● Task brief
Give back the whole listing exactly as shown.

● Data under study

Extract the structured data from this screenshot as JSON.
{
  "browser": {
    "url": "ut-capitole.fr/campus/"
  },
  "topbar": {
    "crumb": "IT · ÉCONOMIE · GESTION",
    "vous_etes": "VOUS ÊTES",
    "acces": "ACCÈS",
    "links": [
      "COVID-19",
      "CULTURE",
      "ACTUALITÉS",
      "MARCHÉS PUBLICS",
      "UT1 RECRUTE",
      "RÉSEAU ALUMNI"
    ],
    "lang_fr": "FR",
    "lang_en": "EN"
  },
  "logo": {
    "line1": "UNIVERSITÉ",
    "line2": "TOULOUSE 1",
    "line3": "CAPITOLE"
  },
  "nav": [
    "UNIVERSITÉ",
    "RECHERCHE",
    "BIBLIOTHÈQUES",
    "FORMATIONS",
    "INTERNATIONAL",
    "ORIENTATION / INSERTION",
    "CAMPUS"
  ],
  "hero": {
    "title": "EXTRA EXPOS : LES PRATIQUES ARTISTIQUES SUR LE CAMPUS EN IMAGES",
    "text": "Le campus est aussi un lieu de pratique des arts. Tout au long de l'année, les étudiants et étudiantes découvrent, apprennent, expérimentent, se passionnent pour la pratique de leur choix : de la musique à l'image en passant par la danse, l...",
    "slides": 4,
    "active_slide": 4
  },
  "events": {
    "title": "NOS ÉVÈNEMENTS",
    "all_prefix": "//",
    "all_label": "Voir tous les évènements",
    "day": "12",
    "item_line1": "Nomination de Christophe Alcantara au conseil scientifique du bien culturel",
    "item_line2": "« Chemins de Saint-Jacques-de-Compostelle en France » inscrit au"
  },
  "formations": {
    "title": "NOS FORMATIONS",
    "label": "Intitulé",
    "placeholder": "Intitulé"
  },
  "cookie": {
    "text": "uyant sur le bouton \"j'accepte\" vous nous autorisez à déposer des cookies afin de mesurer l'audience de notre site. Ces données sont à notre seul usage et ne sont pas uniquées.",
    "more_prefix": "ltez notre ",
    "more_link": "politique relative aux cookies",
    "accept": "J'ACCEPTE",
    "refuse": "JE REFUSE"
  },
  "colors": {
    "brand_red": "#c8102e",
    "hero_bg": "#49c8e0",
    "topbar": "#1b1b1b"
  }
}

● Output for this task
Extract the structured data from this screenshot as JSON.
{
  "browser": {
    "url": "ut-capitole.fr/campus/"
  },
  "topbar": {
    "crumb": "IT · ÉCONOMIE · GESTION",
    "vous_etes": "VOUS ÊTES",
    "acces": "ACCÈS",
    "links": [
      "COVID-19",
      "CULTURE",
      "ACTUALITÉS",
      "MARCHÉS PUBLICS",
      "UT1 RECRUTE",
      "RÉSEAU ALUMNI"
    ],
    "lang_fr": "FR",
    "lang_en": "EN"
  },
  "logo": {
    "line1": "UNIVERSITÉ",
    "line2": "TOULOUSE 1",
    "line3": "CAPITOLE"
  },
  "nav": [
    "UNIVERSITÉ",
    "RECHERCHE",
    "BIBLIOTHÈQUES",
    "FORMATIONS",
    "INTERNATIONAL",
    "ORIENTATION / INSERTION",
    "CAMPUS"
  ],
  "hero": {
    "title": "EXTRA EXPOS : LES PRATIQUES ARTISTIQUES SUR LE CAMPUS EN IMAGES",
    "text": "Le campus est aussi un lieu de pratique des arts. Tout au long de l'année, les étudiants et étudiantes découvrent, apprennent, expérimentent, se passionnent pour la pratique de leur choix : de la musique à l'image en passant par la danse, l...",
    "slides": 4,
    "active_slide": 4
  },
  "events": {
    "title": "NOS ÉVÈNEMENTS",
    "all_prefix": "//",
    "all_label": "Voir tous les évènements",
    "day": "12",
    "item_line1": "Nomination de Christophe Alcantara au conseil scientifique du bien culturel",
    "item_line2": "« Chemins de Saint-Jacques-de-Compostelle en France » inscrit au"
  },
  "formations": {
    "title": "NOS FORMATIONS",
    "label": "Intitulé",
    "placeholder": "Intitulé"
  },
  "cookie": {
    "text": "uyant sur le bouton \"j'accepte\" vous nous autorisez à déposer des cookies afin de mesurer l'audience de notre site. Ces données sont à notre seul usage et ne sont pas uniquées.",
    "more_prefix": "ltez notre ",
    "more_link": "politique relative aux cookies",
    "accept": "J'ACCEPTE",
    "refuse": "JE REFUSE"
  },
  "colors": {
    "brand_red": "#c8102e",
    "hero_bg": "#49c8e0",
    "topbar": "#1b1b1b"
  }
}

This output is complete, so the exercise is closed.